(THE INPUT begins)
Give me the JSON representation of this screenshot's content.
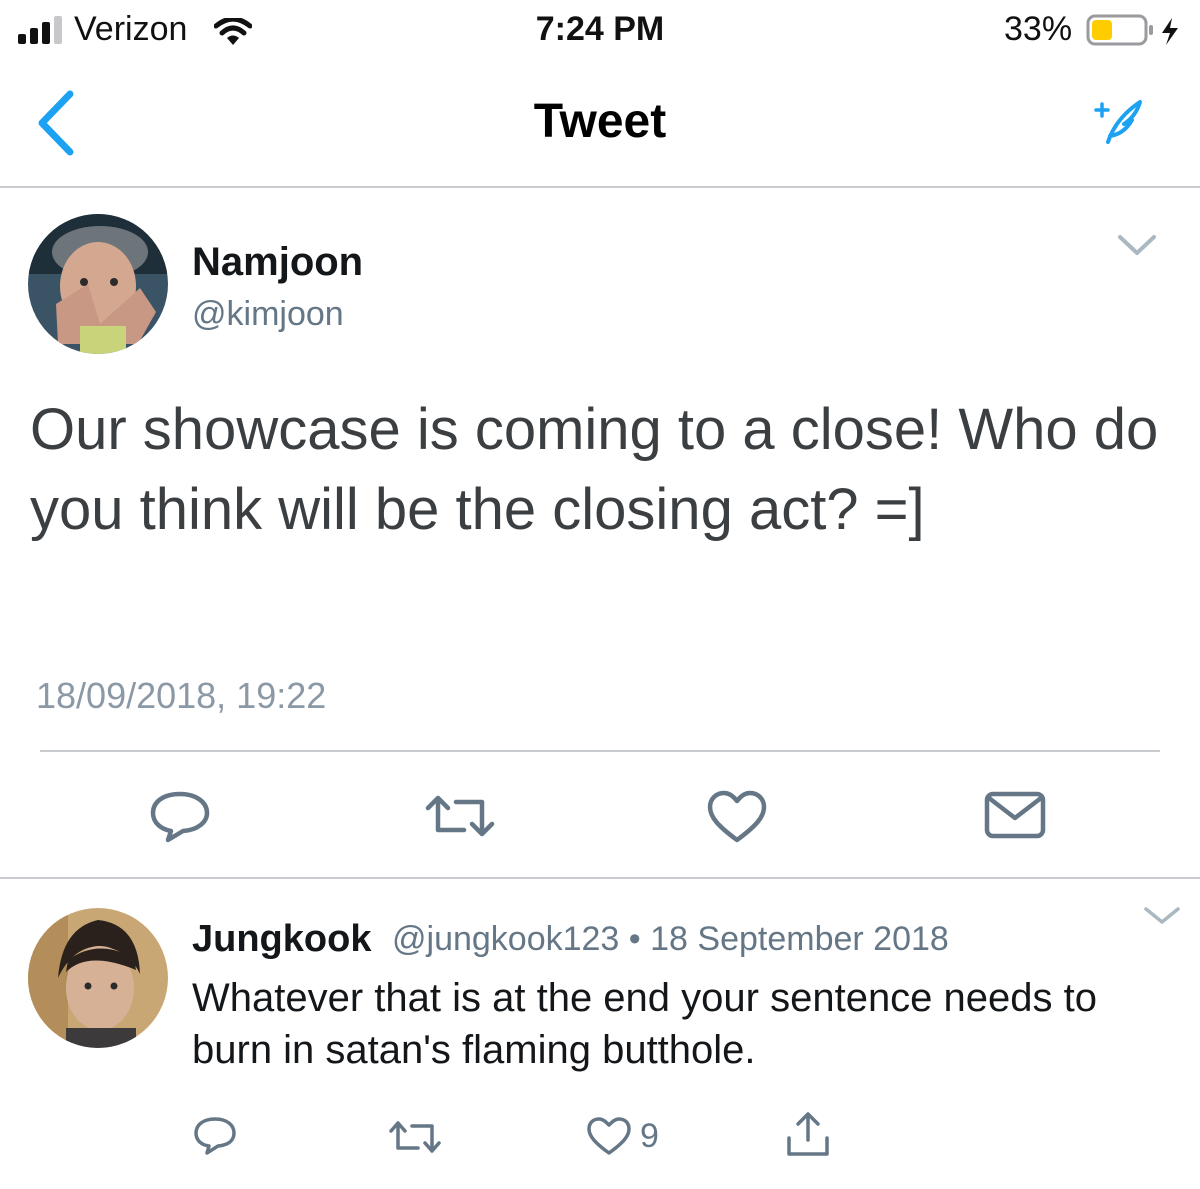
{
  "status_bar": {
    "carrier": "Verizon",
    "time": "7:24 PM",
    "battery_percent": "33%"
  },
  "nav": {
    "title": "Tweet",
    "back_icon": "chevron-left-icon",
    "compose_icon": "compose-feather-icon",
    "accent_color": "#1da1f2"
  },
  "tweet": {
    "author_name": "Namjoon",
    "author_handle": "@kimjoon",
    "text": "Our showcase is coming to a close! Who do you think will be the closing act? =]",
    "timestamp": "18/09/2018, 19:22",
    "actions": [
      "reply-icon",
      "retweet-icon",
      "like-icon",
      "message-icon"
    ]
  },
  "reply": {
    "author_name": "Jungkook",
    "meta": "@jungkook123 • 18 September 2018",
    "text": "Whatever that is at the end your sentence needs to burn in satan's flaming butthole.",
    "like_count": "9",
    "actions": [
      "reply-icon",
      "retweet-icon",
      "like-icon",
      "share-icon"
    ]
  }
}
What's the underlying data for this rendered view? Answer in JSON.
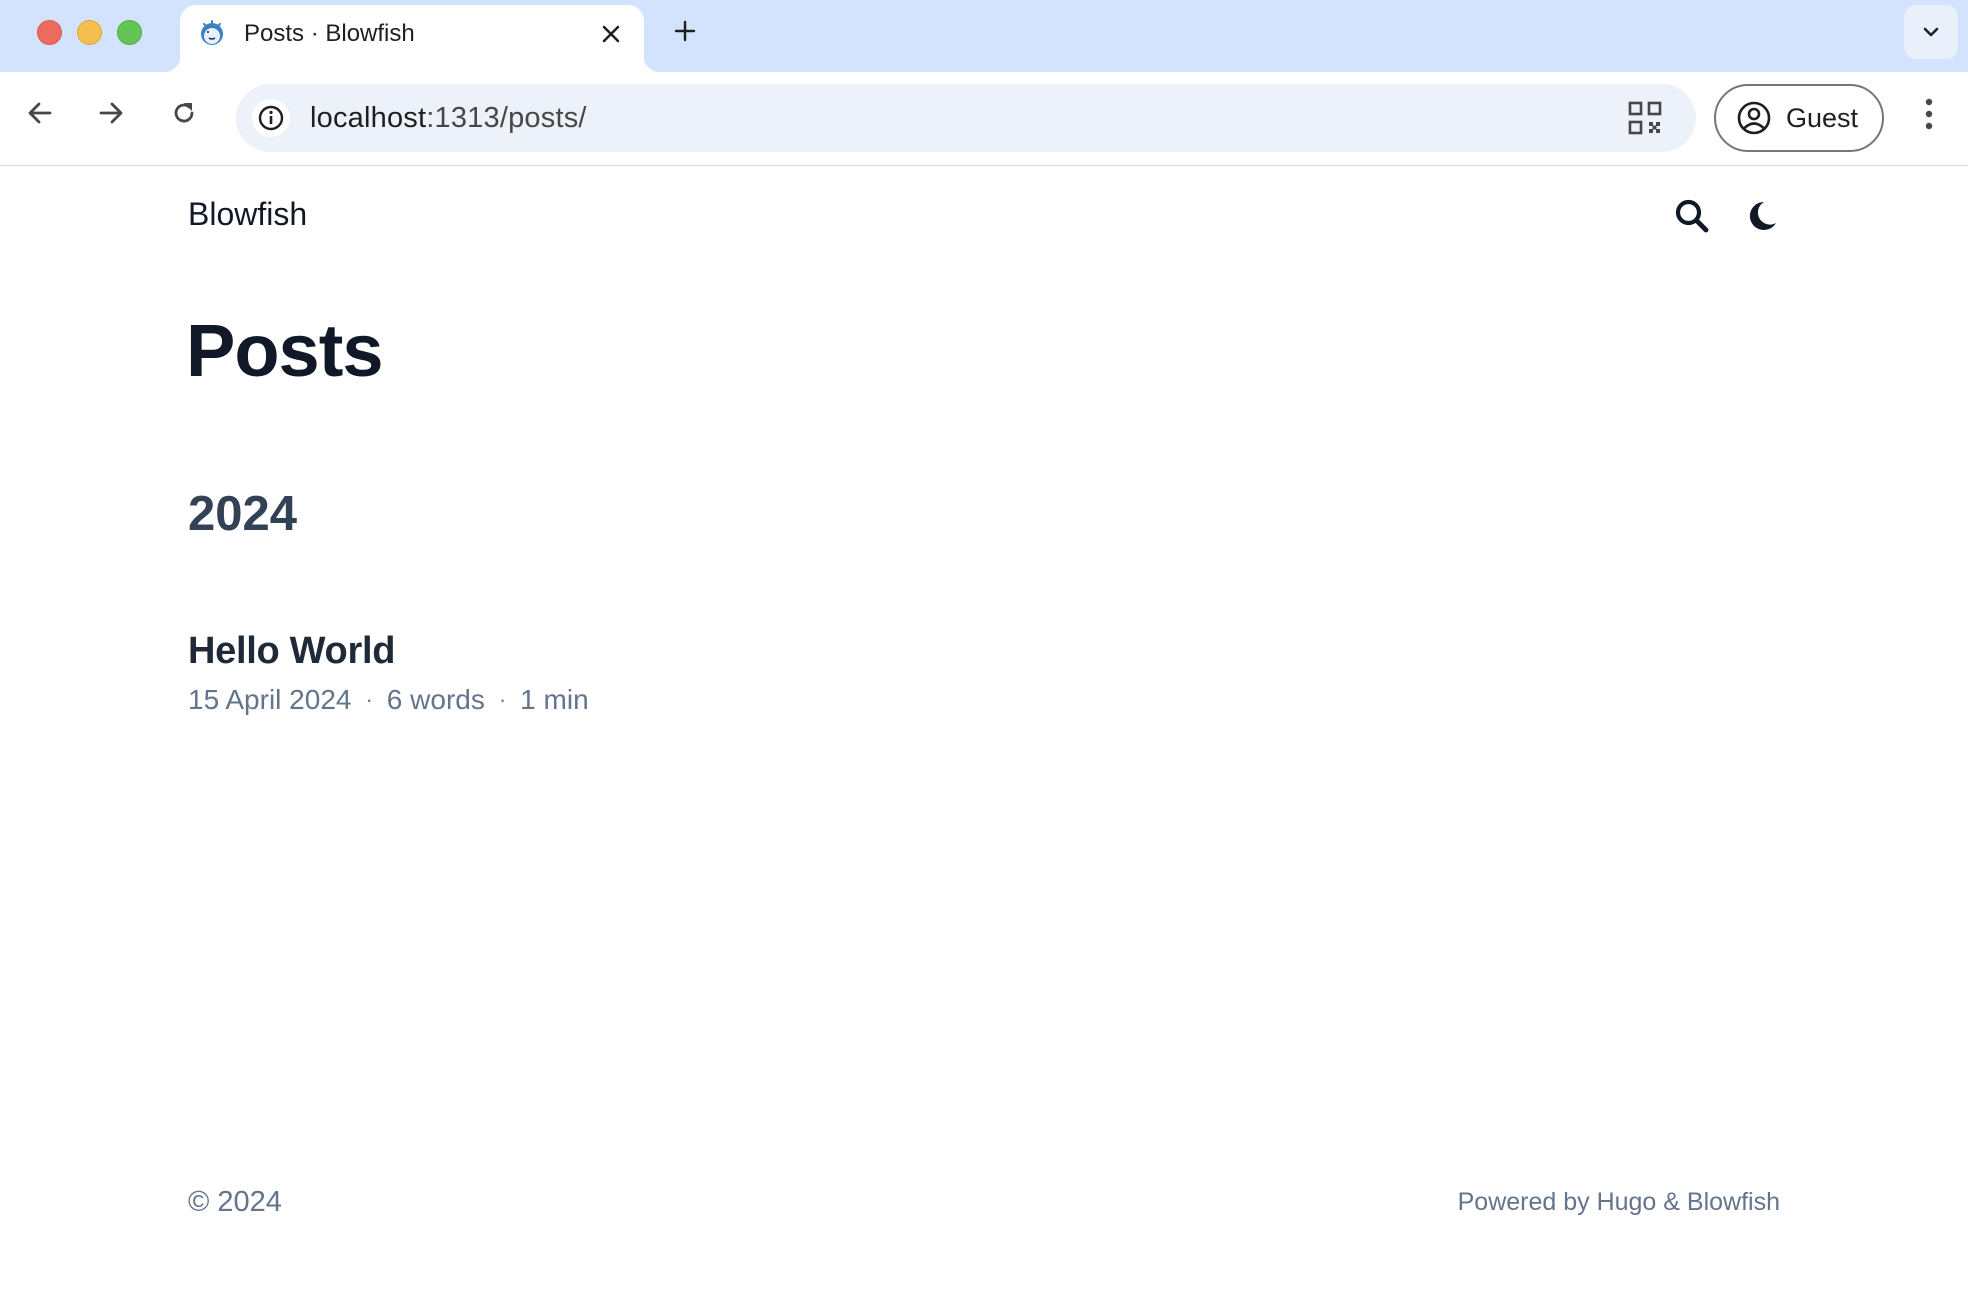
{
  "browser": {
    "tab": {
      "title": "Posts · Blowfish",
      "favicon": "blowfish-favicon-icon"
    },
    "url": {
      "host": "localhost",
      "path": ":1313/posts/"
    },
    "profile_label": "Guest",
    "icons": {
      "back": "arrow-left-icon",
      "forward": "arrow-right-icon",
      "reload": "reload-icon",
      "site_info": "info-icon",
      "qr": "qr-code-icon",
      "new_tab": "plus-icon",
      "tab_search": "chevron-down-icon",
      "menu": "kebab-menu-icon"
    },
    "colors": {
      "tabstrip": "#d3e3fd",
      "omnibox": "#edf2fa"
    }
  },
  "site": {
    "name": "Blowfish",
    "icons": {
      "search": "search-icon",
      "theme": "moon-icon"
    }
  },
  "main": {
    "title": "Posts",
    "groups": [
      {
        "year": "2024",
        "posts": [
          {
            "title": "Hello World",
            "date": "15 April 2024",
            "separator": "·",
            "words": "6 words",
            "reading_time": "1 min"
          }
        ]
      }
    ]
  },
  "footer": {
    "copyright": "© 2024",
    "powered_by": "Powered by Hugo & Blowfish"
  }
}
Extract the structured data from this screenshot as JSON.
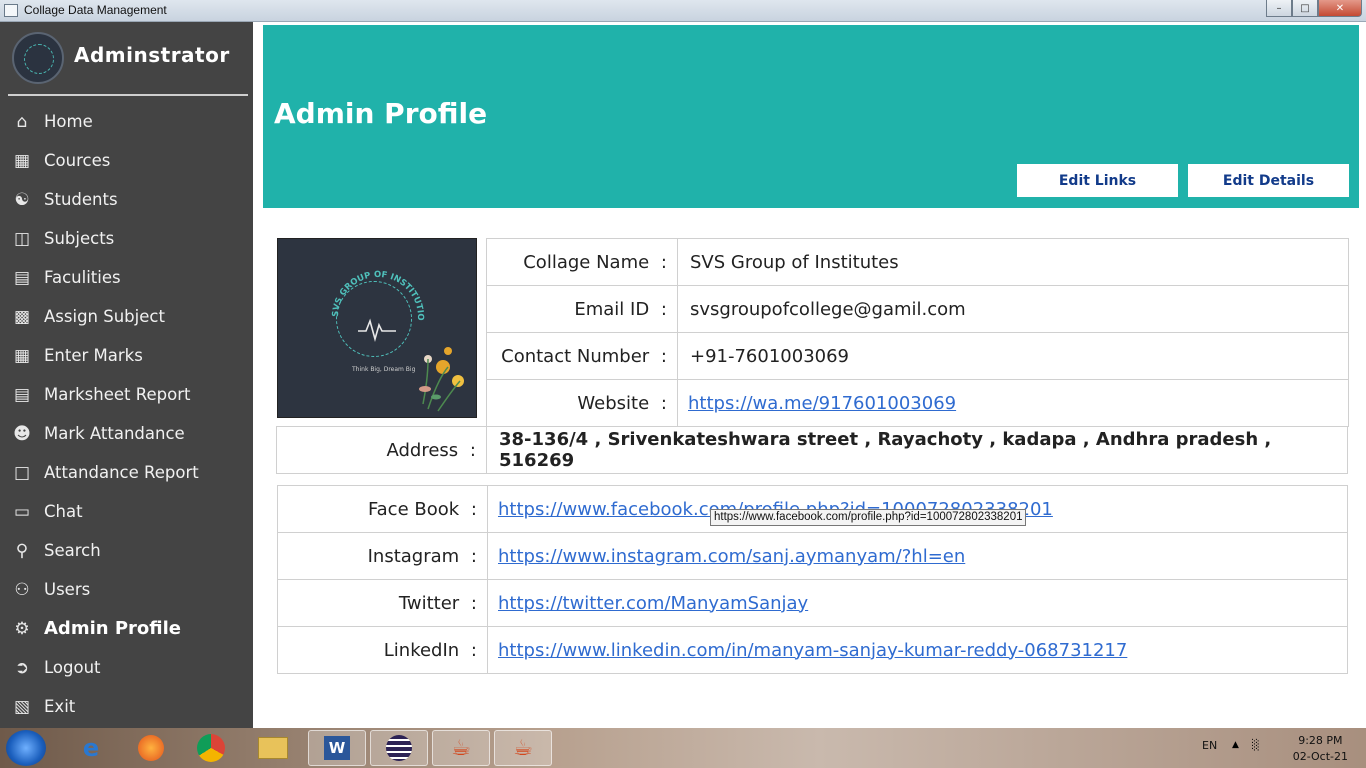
{
  "window": {
    "title": "Collage Data Management"
  },
  "sidebar": {
    "user_name": "Adminstrator",
    "items": [
      {
        "label": "Home",
        "icon": "home-icon"
      },
      {
        "label": "Cources",
        "icon": "books-icon"
      },
      {
        "label": "Students",
        "icon": "students-icon"
      },
      {
        "label": "Subjects",
        "icon": "open-book-icon"
      },
      {
        "label": "Faculities",
        "icon": "id-card-icon"
      },
      {
        "label": "Assign Subject",
        "icon": "assign-icon"
      },
      {
        "label": "Enter Marks",
        "icon": "marks-icon"
      },
      {
        "label": "Marksheet Report",
        "icon": "report-icon"
      },
      {
        "label": "Mark Attandance",
        "icon": "attendance-icon"
      },
      {
        "label": "Attandance Report",
        "icon": "document-icon"
      },
      {
        "label": "Chat",
        "icon": "chat-icon"
      },
      {
        "label": "Search",
        "icon": "search-user-icon"
      },
      {
        "label": "Users",
        "icon": "users-icon"
      },
      {
        "label": "Admin Profile",
        "icon": "user-gear-icon",
        "active": true
      },
      {
        "label": "Logout",
        "icon": "logout-icon"
      },
      {
        "label": "Exit",
        "icon": "exit-icon"
      }
    ]
  },
  "header": {
    "title": "Admin Profile",
    "edit_links_label": "Edit Links",
    "edit_details_label": "Edit Details",
    "bg_color": "#20b2aa"
  },
  "logo": {
    "text_arc": "SVS GROUP OF INSTITUTIONS",
    "tagline": "Think Big, Dream Big"
  },
  "details": {
    "college_name_label": "Collage Name",
    "college_name": "SVS Group of Institutes",
    "email_label": "Email ID",
    "email": "svsgroupofcollege@gamil.com",
    "contact_label": "Contact Number",
    "contact": "+91-7601003069",
    "website_label": "Website",
    "website": "https://wa.me/917601003069",
    "address_label": "Address",
    "address": "38-136/4 , Srivenkateshwara street , Rayachoty , kadapa  , Andhra pradesh , 516269"
  },
  "links": {
    "facebook_label": "Face Book",
    "facebook": "https://www.facebook.com/profile.php?id=100072802338201",
    "instagram_label": "Instagram",
    "instagram": "https://www.instagram.com/sanj.aymanyam/?hl=en",
    "twitter_label": "Twitter",
    "twitter": "https://twitter.com/ManyamSanjay",
    "linkedin_label": "LinkedIn",
    "linkedin": "https://www.linkedin.com/in/manyam-sanjay-kumar-reddy-068731217"
  },
  "separator": ":",
  "tooltip": "https://www.facebook.com/profile.php?id=100072802338201",
  "taskbar": {
    "lang": "EN",
    "time": "9:28 PM",
    "date": "02-Oct-21"
  }
}
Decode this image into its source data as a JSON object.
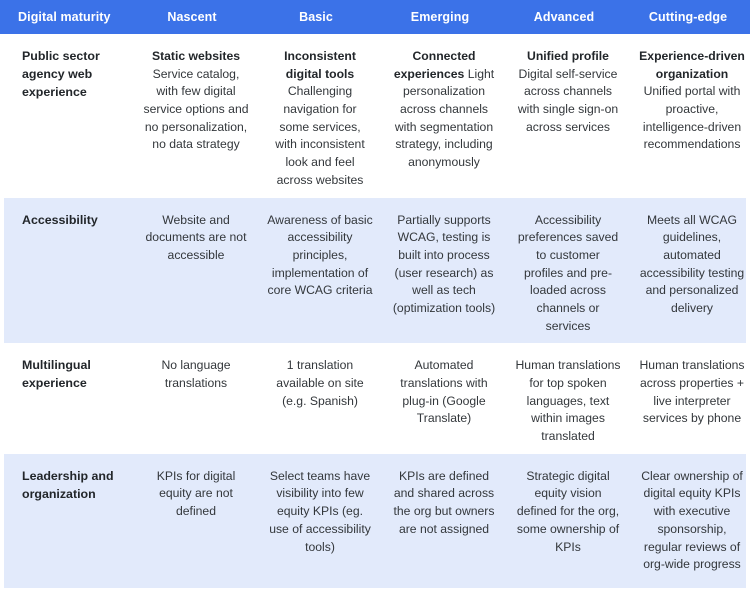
{
  "table": {
    "accent_color": "#3b72e8",
    "shaded_row_color": "#e2eafb",
    "background_color": "#ffffff",
    "text_color": "#33373b",
    "headers": [
      "Digital maturity",
      "Nascent",
      "Basic",
      "Emerging",
      "Advanced",
      "Cutting-edge"
    ],
    "rows": [
      {
        "label": "Public sector agency web experience",
        "shaded": false,
        "cells": [
          {
            "lead": "Static websites",
            "body": "Service catalog, with few digital service options and no personalization, no data strategy"
          },
          {
            "lead": "Inconsistent digital tools",
            "body": "Challenging navigation for some services, with inconsistent look and feel across websites"
          },
          {
            "lead": "Connected experiences",
            "body": "Light personalization across channels with segmentation strategy, including anonymously"
          },
          {
            "lead": "Unified profile",
            "body": "Digital self-service across channels with single sign-on across services"
          },
          {
            "lead": "Experience-driven organization",
            "body": "Unified portal with proactive, intelligence-driven recommendations"
          }
        ]
      },
      {
        "label": "Accessibility",
        "shaded": true,
        "cells": [
          {
            "lead": "",
            "body": "Website and documents are not accessible"
          },
          {
            "lead": "",
            "body": "Awareness of basic accessibility principles, implementation of core WCAG criteria"
          },
          {
            "lead": "",
            "body": "Partially supports WCAG, testing is built into process (user research) as well as tech (optimization tools)"
          },
          {
            "lead": "",
            "body": "Accessibility preferences saved to customer profiles and pre-loaded across channels or services"
          },
          {
            "lead": "",
            "body": "Meets all WCAG guidelines, automated accessibility testing and personalized delivery"
          }
        ]
      },
      {
        "label": "Multilingual experience",
        "shaded": false,
        "cells": [
          {
            "lead": "",
            "body": "No language translations"
          },
          {
            "lead": "",
            "body": "1 translation available on site (e.g. Spanish)"
          },
          {
            "lead": "",
            "body": "Automated translations with plug-in (Google Translate)"
          },
          {
            "lead": "",
            "body": "Human translations for top spoken languages, text within images translated"
          },
          {
            "lead": "",
            "body": "Human translations across properties + live interpreter services by phone"
          }
        ]
      },
      {
        "label": "Leadership and organization",
        "shaded": true,
        "cells": [
          {
            "lead": "",
            "body": "KPIs for digital equity are not defined"
          },
          {
            "lead": "",
            "body": "Select teams have visibility into few equity KPIs (eg. use of accessibility tools)"
          },
          {
            "lead": "",
            "body": "KPIs are defined and shared across the org but owners are not assigned"
          },
          {
            "lead": "",
            "body": "Strategic digital equity vision defined for the org, some ownership of KPIs"
          },
          {
            "lead": "",
            "body": "Clear ownership of digital equity KPIs with executive sponsorship, regular reviews of org-wide progress"
          }
        ]
      }
    ]
  }
}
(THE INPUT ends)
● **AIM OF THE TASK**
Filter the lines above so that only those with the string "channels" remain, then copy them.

● **SOLVED PROBLEM**
            "body": "Light personalization across channels with segmentation strategy, including anonymously"
            "body": "Digital self-service across channels with single sign-on across services"
            "body": "Accessibility preferences saved to customer profiles and pre-loaded across channels or services"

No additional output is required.